Five years ago in Bangladesh, the Rana Plaza factory collapsed killing 1,138 people. It shook the fashion world, and it it ignited the world’s biggest fashion activism movement for a fairer, safer, more transparent fashion industry – Fashion Revolution. Fashion Revolution encourages people to ask #whomademyclothes. We believe in ethical manufacturing that doesn’t harm people or the planet. To mark Fashion Revolution Week (22 - 29th April) we share how our blankets are made and who by.
Recycled yarn ready for weaving.
Working with a mill that’s almost 150 years old offers a treasure trove of stories. When we visit we’re always delighted by the bits and bobs of wisdom, tragedy and triumph we hear from the spinners, weavers and other technicians that work on our blankets.
Karina paints a picture of mill life after a visit to Tasmania late last year by speaking with some of the technicians.
Ricky in front of the carding machine.
Ricky: carding and spinning
Ricky is 40 years old and has been working at the mill for 20 of them. He owns the beginning of the blanket making process.
Ricky gives me his time and attention to explain enthusiastically what he does, starting from the very beginning. He knows the machines inside out – some of them have manuals that have never been found. The carding machine aligns all fibres to prepare for spinning.
Right now he’s working on only half of the spinning machine, which makes the yarn used for weaving. He hand-strings all 288 bobbins, his hands a blur with speed. If the frame was full he’d race back and forth along a 50 metre wall to do his work.
“I’m not afraid of physical work. Head down, bum up, know what I mean. And the people – it makes the job a hell of a lot more enjoyable when you like the people you work with. When you’ve got a good crew it makes life easier.”
Terry: dyeing, milling and drying
Terry receives the woven fabric after it’s been through the looms. At this stage he says it’s like sugar bags. Stiff and rather rough, and if you hold the woven fabric up to the light you can almost see through it. His job is to felt and size the fabric – tighten the weave by washing and ensure consistency in width in the process (as it shrinks with washing). He also does the colouring and the drying.
Terry is a natural teacher. He wants you to really understand what’s going on and draws diagrams on the whiteboard behind him to explain how the microscopic scales of wool fibres grab at each other and with milling lock closer and closer together. I hang out with him for ages, watching the fabric wind round and round through the water, and Terry measuring the width every 10 minutes or so.

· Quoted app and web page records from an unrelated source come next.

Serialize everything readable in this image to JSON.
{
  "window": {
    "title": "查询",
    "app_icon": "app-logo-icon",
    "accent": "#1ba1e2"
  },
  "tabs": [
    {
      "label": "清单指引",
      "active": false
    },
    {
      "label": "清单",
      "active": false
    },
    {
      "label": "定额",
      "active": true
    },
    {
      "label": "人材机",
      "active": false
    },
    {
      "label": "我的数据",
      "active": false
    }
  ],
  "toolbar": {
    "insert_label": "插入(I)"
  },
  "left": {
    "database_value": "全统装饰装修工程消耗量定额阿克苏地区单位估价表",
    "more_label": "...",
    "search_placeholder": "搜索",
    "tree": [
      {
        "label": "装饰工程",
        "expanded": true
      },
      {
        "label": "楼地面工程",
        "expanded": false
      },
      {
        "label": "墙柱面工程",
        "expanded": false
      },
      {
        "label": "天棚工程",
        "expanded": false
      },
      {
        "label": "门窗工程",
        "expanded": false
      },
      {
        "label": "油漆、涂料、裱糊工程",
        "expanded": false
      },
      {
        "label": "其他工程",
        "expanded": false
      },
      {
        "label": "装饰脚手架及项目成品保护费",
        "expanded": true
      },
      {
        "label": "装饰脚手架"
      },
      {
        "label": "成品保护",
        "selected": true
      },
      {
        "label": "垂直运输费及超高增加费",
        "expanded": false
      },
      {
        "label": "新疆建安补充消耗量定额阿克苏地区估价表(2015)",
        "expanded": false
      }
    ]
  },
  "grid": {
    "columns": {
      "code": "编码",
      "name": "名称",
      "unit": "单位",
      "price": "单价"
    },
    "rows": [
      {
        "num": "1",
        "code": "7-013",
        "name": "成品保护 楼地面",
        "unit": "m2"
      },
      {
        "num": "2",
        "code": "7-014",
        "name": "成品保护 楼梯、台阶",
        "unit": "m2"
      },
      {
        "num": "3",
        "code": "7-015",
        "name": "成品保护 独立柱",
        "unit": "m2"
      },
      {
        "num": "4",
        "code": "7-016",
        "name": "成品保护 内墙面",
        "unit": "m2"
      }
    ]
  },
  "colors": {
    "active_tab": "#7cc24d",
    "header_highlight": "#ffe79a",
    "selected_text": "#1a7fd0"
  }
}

“Very little we do here is precise because we can’t work that way with natural fibres. We have to keep checking. There’s a lot of waiting but you can’t do anything else. Wait for the drying, wait for the hanks dyeing, waiting to get the right dimensions on the milling. Wait.”
“You gotta be fit an’ healthy to work here. You’re always running between dyeing and milling. Always lifting stuff.”
Terry went to textile school, enrolled in a program that’s no longer running, and has a rare expertise he’s now passing on to a new employee in their early 30s as he looks to retire.
Quality control is a serious matter at the mill.
Julianne: production manager
Julianne buzzes around the mill quickly. She keeps the workers on track and understands realistic timeframes better than anyone. She manages our expectations, which are high from fast-moving, digital, city life. The mill puts into perspective what it takes to make things.
Julianne has been with the mill since 1998, only taking two years out to work at one of the big four banks. She stayed through the roughest period when a major client pulled their contract to pursue manufacturing in China. About 100 workers were laid off and the future of the mill was uncertain. Julianne says new investment has brought smaller clients and more of them to the mill.
The renewed interest in recycling has seen a rebrand of the offcuts at the mill. “We don’t call it waste anymore. We call it reclaimed”, says Julianne.
Paul, a weaver speaking from his loom, says “I don’t know how she still has all her hair. Keeping us all in check would get to me!”. But Julianne finds time to drive me to get a sandwich and gives me a big hug when I leave at the end of my visit.
Watch our How It’s Made video or read more about the manufacturing process of Seljak Brand blankets.
Yarn hanging out to dry at the mill.